**What you should do:** An exact copy of the entries is needed, with every line included.
####################
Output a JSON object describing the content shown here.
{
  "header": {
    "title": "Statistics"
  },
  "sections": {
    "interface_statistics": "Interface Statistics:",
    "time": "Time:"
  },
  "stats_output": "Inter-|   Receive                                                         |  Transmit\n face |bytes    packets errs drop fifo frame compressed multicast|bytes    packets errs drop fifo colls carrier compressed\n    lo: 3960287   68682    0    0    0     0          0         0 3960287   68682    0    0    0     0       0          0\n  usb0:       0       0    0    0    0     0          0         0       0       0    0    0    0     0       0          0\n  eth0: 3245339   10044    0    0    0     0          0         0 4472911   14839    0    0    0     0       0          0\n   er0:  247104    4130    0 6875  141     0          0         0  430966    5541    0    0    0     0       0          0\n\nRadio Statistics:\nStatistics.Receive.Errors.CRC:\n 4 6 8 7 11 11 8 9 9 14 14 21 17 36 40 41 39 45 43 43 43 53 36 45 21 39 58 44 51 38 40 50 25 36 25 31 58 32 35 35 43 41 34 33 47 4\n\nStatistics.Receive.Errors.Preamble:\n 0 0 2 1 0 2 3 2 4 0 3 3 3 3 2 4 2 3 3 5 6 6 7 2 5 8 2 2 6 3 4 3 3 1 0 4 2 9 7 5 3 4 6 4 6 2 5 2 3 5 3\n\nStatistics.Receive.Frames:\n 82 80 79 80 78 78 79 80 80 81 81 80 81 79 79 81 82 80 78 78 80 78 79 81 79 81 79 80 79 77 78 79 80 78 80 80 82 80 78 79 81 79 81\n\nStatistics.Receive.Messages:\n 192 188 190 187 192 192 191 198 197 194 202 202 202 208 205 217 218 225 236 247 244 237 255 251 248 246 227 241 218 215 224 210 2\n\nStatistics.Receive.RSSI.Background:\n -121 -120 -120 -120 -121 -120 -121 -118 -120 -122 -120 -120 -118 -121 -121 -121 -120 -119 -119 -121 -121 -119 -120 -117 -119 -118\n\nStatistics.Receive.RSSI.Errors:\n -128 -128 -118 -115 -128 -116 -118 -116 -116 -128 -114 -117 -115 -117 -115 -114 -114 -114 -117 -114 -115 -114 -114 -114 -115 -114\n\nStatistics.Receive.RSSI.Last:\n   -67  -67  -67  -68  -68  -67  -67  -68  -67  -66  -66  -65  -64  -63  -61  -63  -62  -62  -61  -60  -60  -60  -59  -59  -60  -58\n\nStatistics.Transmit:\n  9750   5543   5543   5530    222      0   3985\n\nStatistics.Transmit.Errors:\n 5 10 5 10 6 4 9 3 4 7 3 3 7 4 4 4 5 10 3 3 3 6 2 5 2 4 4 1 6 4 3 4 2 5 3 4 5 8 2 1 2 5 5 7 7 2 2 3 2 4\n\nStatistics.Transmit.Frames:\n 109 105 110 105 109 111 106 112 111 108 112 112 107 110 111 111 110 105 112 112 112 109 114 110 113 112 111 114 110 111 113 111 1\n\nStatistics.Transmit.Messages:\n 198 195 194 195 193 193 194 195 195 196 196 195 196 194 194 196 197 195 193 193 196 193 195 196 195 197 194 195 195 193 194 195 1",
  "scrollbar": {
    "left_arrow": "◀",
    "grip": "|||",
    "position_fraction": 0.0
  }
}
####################
**The completed task:**
Output a JSON object describing the content shown here.
{
  "header": {
    "title": "Statistics"
  },
  "sections": {
    "interface_statistics": "Interface Statistics:",
    "time": "Time:"
  },
  "stats_output": "Inter-|   Receive                                                         |  Transmit\n face |bytes    packets errs drop fifo frame compressed multicast|bytes    packets errs drop fifo colls carrier compressed\n    lo: 3960287   68682    0    0    0     0          0         0 3960287   68682    0    0    0     0       0          0\n  usb0:       0       0    0    0    0     0          0         0       0       0    0    0    0     0       0          0\n  eth0: 3245339   10044    0    0    0     0          0         0 4472911   14839    0    0    0     0       0          0\n   er0:  247104    4130    0 6875  141     0          0         0  430966    5541    0    0    0     0       0          0\n\nRadio Statistics:\nStatistics.Receive.Errors.CRC:\n 4 6 8 7 11 11 8 9 9 14 14 21 17 36 40 41 39 45 43 43 43 53 36 45 21 39 58 44 51 38 40 50 25 36 25 31 58 32 35 35 43 41 34 33 47 4\n\nStatistics.Receive.Errors.Preamble:\n 0 0 2 1 0 2 3 2 4 0 3 3 3 3 2 4 2 3 3 5 6 6 7 2 5 8 2 2 6 3 4 3 3 1 0 4 2 9 7 5 3 4 6 4 6 2 5 2 3 5 3\n\nStatistics.Receive.Frames:\n 82 80 79 80 78 78 79 80 80 81 81 80 81 79 79 81 82 80 78 78 80 78 79 81 79 81 79 80 79 77 78 79 80 78 80 80 82 80 78 79 81 79 81\n\nStatistics.Receive.Messages:\n 192 188 190 187 192 192 191 198 197 194 202 202 202 208 205 217 218 225 236 247 244 237 255 251 248 246 227 241 218 215 224 210 2\n\nStatistics.Receive.RSSI.Background:\n -121 -120 -120 -120 -121 -120 -121 -118 -120 -122 -120 -120 -118 -121 -121 -121 -120 -119 -119 -121 -121 -119 -120 -117 -119 -118\n\nStatistics.Receive.RSSI.Errors:\n -128 -128 -118 -115 -128 -116 -118 -116 -116 -128 -114 -117 -115 -117 -115 -114 -114 -114 -117 -114 -115 -114 -114 -114 -115 -114\n\nStatistics.Receive.RSSI.Last:\n   -67  -67  -67  -68  -68  -67  -67  -68  -67  -66  -66  -65  -64  -63  -61  -63  -62  -62  -61  -60  -60  -60  -59  -59  -60  -58\n\nStatistics.Transmit:\n  9750   5543   5543   5530    222      0   3985\n\nStatistics.Transmit.Errors:\n 5 10 5 10 6 4 9 3 4 7 3 3 7 4 4 4 5 10 3 3 3 6 2 5 2 4 4 1 6 4 3 4 2 5 3 4 5 8 2 1 2 5 5 7 7 2 2 3 2 4\n\nStatistics.Transmit.Frames:\n 109 105 110 105 109 111 106 112 111 108 112 112 107 110 111 111 110 105 112 112 112 109 114 110 113 112 111 114 110 111 113 111 1\n\nStatistics.Transmit.Messages:\n 198 195 194 195 193 193 194 195 195 196 196 195 196 194 194 196 197 195 193 193 196 193 195 196 195 197 194 195 195 193 194 195 1",
  "scrollbar": {
    "left_arrow": "◀",
    "grip": "|||",
    "position_fraction": 0.0
  }
}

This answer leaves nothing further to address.